According to this, the U.S. is "keen" on India's involvement:
With India rushing its warship to Gulf of Aden after pirates attacked cargo ships carrying its nationals, the US says it is keen to partner with New Delhi to jointly patrol the high seas off the African coast to deter the armed outlaws.

"The Indian ships presence in Gulf of Aden will provide both of us an opportunity to work together (against pirates) and we are looking forward to it," said US Navy Captain Kenneth J Norton on board USS Ronald Reagan, the world's largest warship, as it sailed in the Arabian Sea about 130 miles off Goa coast.

Washington's views on Indian warship patrolling the region comes in the wake of over 35 incidents of piracy attacks on cargo ships in Gulf of Aden in the last three months.

Somali Pirates: NATO Rules of Engagement Still Being Worked Out

As noted here, NATO deploys naval ships for work against Somali pirates, but as set out here, its battle plan is still a work in progress:
The commander of a NATO task force on its way to tackle piracy off the coast of Somalia has said he still does not know what the rules are for taking on the high-seas bandits. U.S. Admiral Mark Fitzgerald said while he was aware of where the pirates were operating, there was little he could do militarily to stop them and that guidelines on how to take them on -- including whether to shoot -- were still in the works. "You know, I don't think we've gotten the rules of engagement yet from NATO," Fitzgerald told reporters on Monday during a briefing on U.S. naval operations in Europe and Africa. "That's all still being debated in the North Atlantic Council.
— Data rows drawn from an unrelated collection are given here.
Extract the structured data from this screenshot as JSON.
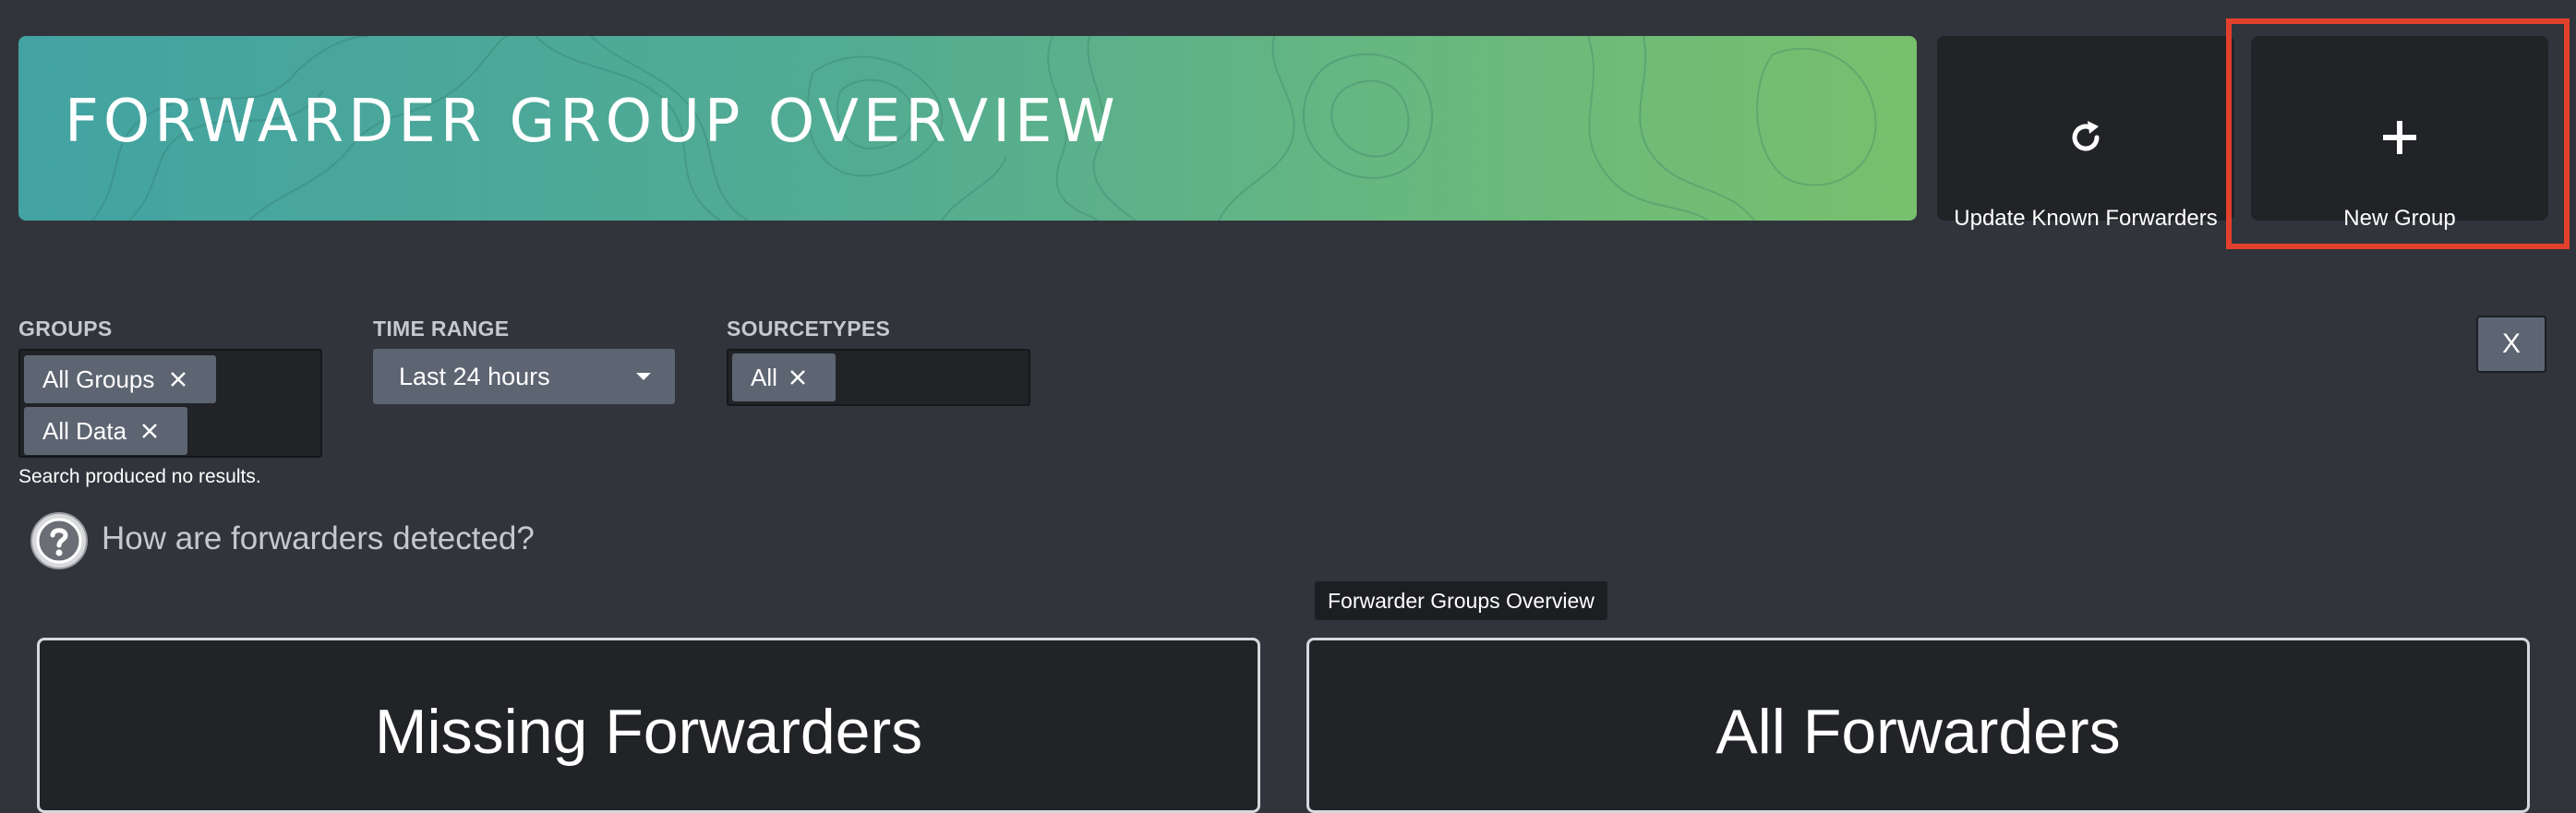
{
  "banner": {
    "title": "FORWARDER GROUP OVERVIEW"
  },
  "actions": {
    "update_forwarders": {
      "label": "Update Known Forwarders",
      "icon": "refresh-icon"
    },
    "new_group": {
      "label": "New Group",
      "icon": "plus-icon",
      "highlighted": true
    }
  },
  "filters": {
    "groups": {
      "label": "GROUPS",
      "chips": [
        {
          "label": "All Groups"
        },
        {
          "label": "All Data"
        }
      ]
    },
    "time_range": {
      "label": "TIME RANGE",
      "value": "Last 24 hours"
    },
    "sourcetypes": {
      "label": "SOURCETYPES",
      "chips": [
        {
          "label": "All"
        }
      ]
    },
    "clear_label": "X"
  },
  "status": {
    "no_results": "Search produced no results."
  },
  "help": {
    "text": "How are forwarders detected?",
    "icon": "question-circle-icon"
  },
  "tooltip": {
    "text": "Forwarder Groups Overview"
  },
  "panels": {
    "missing": {
      "title": "Missing Forwarders"
    },
    "all": {
      "title": "All Forwarders"
    }
  },
  "colors": {
    "background": "#31343b",
    "panel": "#212327",
    "chip": "#5d6572",
    "banner_start": "#42a3a2",
    "banner_end": "#78c06d",
    "highlight": "#e2402c"
  }
}
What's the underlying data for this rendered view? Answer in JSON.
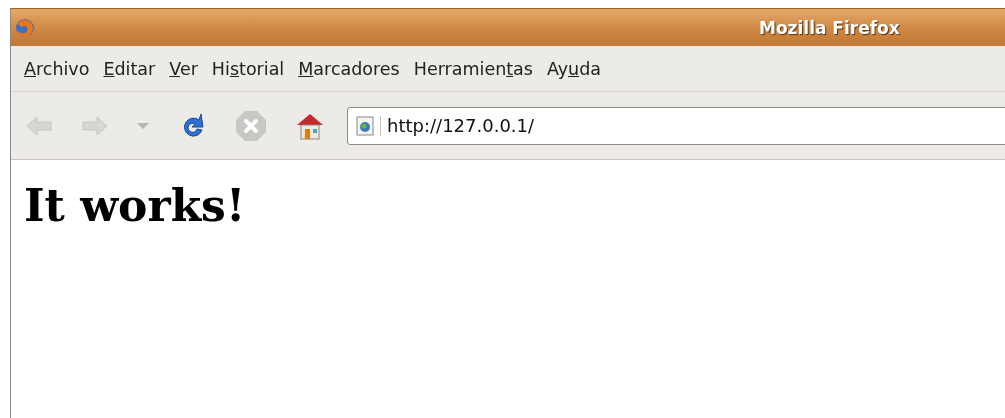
{
  "window": {
    "title": "Mozilla Firefox"
  },
  "menu": [
    {
      "key": "A",
      "post": "rchivo"
    },
    {
      "key": "E",
      "post": "ditar"
    },
    {
      "key": "V",
      "post": "er"
    },
    {
      "pre": "Hi",
      "key": "s",
      "post": "torial"
    },
    {
      "key": "M",
      "post": "arcadores"
    },
    {
      "pre": "Herramien",
      "key": "t",
      "post": "as"
    },
    {
      "pre": "Ay",
      "key": "u",
      "post": "da"
    }
  ],
  "toolbar": [
    {
      "kind": "back",
      "disabled": true
    },
    {
      "kind": "forward",
      "disabled": true
    },
    {
      "kind": "history",
      "disabled": true
    },
    {
      "kind": "reload",
      "disabled": false
    },
    {
      "kind": "stop",
      "disabled": true
    },
    {
      "kind": "home",
      "disabled": false
    }
  ],
  "address": {
    "value": "http://127.0.0.1/"
  },
  "page": {
    "heading": "It works!"
  }
}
All we've been told is to prepare a plan to go down there. So (the rules) are going to have to be debated." Six NATO members have contributed ships, including destroyers and frigates, to a special anti-piracy task force following a request from the United Nations. The NATO group passed through the Suez Canal last week on its way to the Horn of Africa, where piracy has surged this year, with more than 30 ships seized and ransoms estimated at $18-$30 million have been paid to free hostages. There are already naval assets from Britain, the United States and Russia in the region, but the area is so vast -- more than 2.5 million square miles -- that it is almost impossible for the pirates to be stopped unless they are caught red-handed. "From a military standpoint, we certainly are limited by what we can do," said Fitzgerald. "How do you prove a guy's a pirate before he actually attacks a ship? "We have a problem from the military side at sea because we can't be omnipresent in the space, and the pirates operate at an advantage because ... they don't announce they're a pirate until they attack a ship." Security specialists say there is a window of only about 15 minutes for a navy ship to respond to a distress call and get to another ship that's being hijacked. Once pirates are on board, there's little, legally, that can be done. "You've got a very short window, a short time span, from the point where they decide to board a ship and (actually) board it. If you're not right there, there's not much you can do, and once the ship is taken hostage, then...." The Danish navy learnt to its cost last month what can happen if you do seize suspected pirates. They captured 10 people, but after holding them for six days aboard a Danish ship, the suspects were set free and put ashore in Somalia because the legal conditions surrounding their detention were unclear. Denmark's Defence Ministry said Danish law did not allow for prosecution of the men before a Danish court. The ministry said it had explored the possibility of handing them over to other countries but that was also not feasible. A senior British naval commander admitted last week that it was essentially a legal minefield trying to take on the pirates, and urged commercial ships operating in the region to hire their own private security companies to deal with the threat. Admiral Fitzgerald said the Danish experience showed how weak the impetus was going to be to capture pirates. Instead he said his task force would focus on escorting World Food Programme ships trying to deliver aid to Somalia.